Luis Cristain sustained an injury at work. His employer, Hunter Buildings and Manufacturing, fired him soon after he fell from scaffolding. Eight days later and a few days after filing a claim for worker’s compensation benefits, the employer moved him to a position where he would be supervised by Kevin Edmonds. Mr. Edmonds had already been scrutinizing Mr. Cristain’s performance. Now, he would have direct supervision.
The job was a new job, which did not otherwise exist before. Cristain went from being a general helper to a “Flow Monitor,” a job for which he had no training or experience. Immediately, Edmonds accused Cristain of taking unnecessary breaks. Three days later, the supervisor gave the worker a written warning for allegedly not picking up some paperwork. Mr. Edmonds investigated the scaffolding incident and found Cristain at fault.
Two weeks after the accident, Mr. Edmonds met with Mr. Cristain about the scaffolding fall and fired him. Mr. Edmonds claims Mr. Cristain became loud and profane at the meeting.
Mr. Cristain filed suit for worker’s compensation retaliation and age discrimination. The district court denied the motion for summary judgment. At trial, the court initially denied the defendant’s motion for judgment as a matter of law. But, when the employer renewed the motion for judgment as a matter of law, the court granted the motion in regard to the worker’s compensation claim. It let the age discrimination claim proceed to the jury. The jury found for the defendant on the age claim.
On appeal, the Fifth Circuit panel noted that proximity in time can support a showing of worker’s compensation retaliation. The Texas caselaw notes proximity of weeks or months will support a filing of retaliation. Here, Mr. Cristain was fired two weeks after his injury. That is a “stark temporal proximity,” said the appellate court. The employer did not follow its own internal procedures for disciplining a worker. It skipped steps. Supervisor Edmonds openly suggested Cristain did not truly suffer an injury. During trial, the employee presented evidence of other workers who submitted worker’s compensation claims. Of eleven such workers, two were fired within 30 days of the injury and four others were terminated within 90 days of their injuries. Too, the employer’s explanation for the termination shifted over time. These facts amounted to “considerable” evidence supporting his claim, said the court.

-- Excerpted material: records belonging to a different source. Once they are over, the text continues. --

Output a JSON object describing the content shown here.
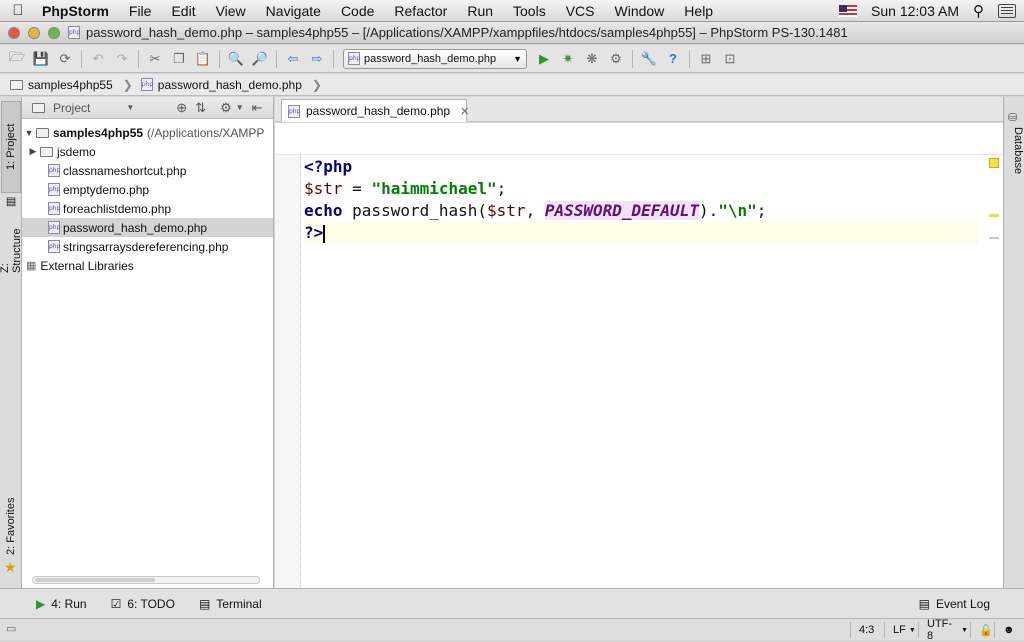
{
  "menubar": {
    "app_name": "PhpStorm",
    "items": [
      "File",
      "Edit",
      "View",
      "Navigate",
      "Code",
      "Refactor",
      "Run",
      "Tools",
      "VCS",
      "Window",
      "Help"
    ],
    "clock": "Sun 12:03 AM"
  },
  "window": {
    "title": "password_hash_demo.php – samples4php55 – [/Applications/XAMPP/xamppfiles/htdocs/samples4php55] – PhpStorm PS-130.1481"
  },
  "toolbar": {
    "run_config": "password_hash_demo.php"
  },
  "navbar": {
    "crumbs": [
      "samples4php55",
      "password_hash_demo.php"
    ]
  },
  "leftstrip": {
    "project_tab": "1: Project",
    "structure_tab": "Z: Structure",
    "favorites_tab": "2: Favorites"
  },
  "project": {
    "header": "Project",
    "root_name": "samples4php55",
    "root_path": "(/Applications/XAMPP",
    "items": [
      {
        "label": "jsdemo",
        "type": "folder"
      },
      {
        "label": "classnameshortcut.php",
        "type": "file"
      },
      {
        "label": "emptydemo.php",
        "type": "file"
      },
      {
        "label": "foreachlistdemo.php",
        "type": "file"
      },
      {
        "label": "password_hash_demo.php",
        "type": "file",
        "selected": true
      },
      {
        "label": "stringsarraysdereferencing.php",
        "type": "file"
      }
    ],
    "external": "External Libraries"
  },
  "editor": {
    "tab_label": "password_hash_demo.php",
    "code": {
      "line1": "<?php",
      "l2_var": "$str",
      "l2_eq": " = ",
      "l2_str": "\"haimmichael\"",
      "l2_end": ";",
      "l3_kw": "echo",
      "l3_fn": " password_hash(",
      "l3_var": "$str",
      "l3_comma": ", ",
      "l3_const": "PASSWORD_DEFAULT",
      "l3_close": ").",
      "l3_str": "\"\\n\"",
      "l3_end": ";",
      "line4": "?>"
    }
  },
  "rightstrip": {
    "database_tab": "Database"
  },
  "bottombar": {
    "run": "4: Run",
    "todo": "6: TODO",
    "terminal": "Terminal",
    "event_log": "Event Log"
  },
  "statusbar": {
    "position": "4:3",
    "line_sep": "LF",
    "encoding": "UTF-8"
  },
  "colors": {
    "keyword": "#000080",
    "string": "#008000",
    "constant": "#660e7a",
    "variable": "#660000",
    "selection": "#d4d4d4"
  }
}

The panel reversed the granting of the motion for judgment as a matter of law in regard to worker’s compensation reprisal claim. The Court then ordered a new trial regarding that claim. See the opinion in Cristain v. Hunter Building and Manufacturing, LP, No. 17-20667 (5th Cir. 11/14/2018) here.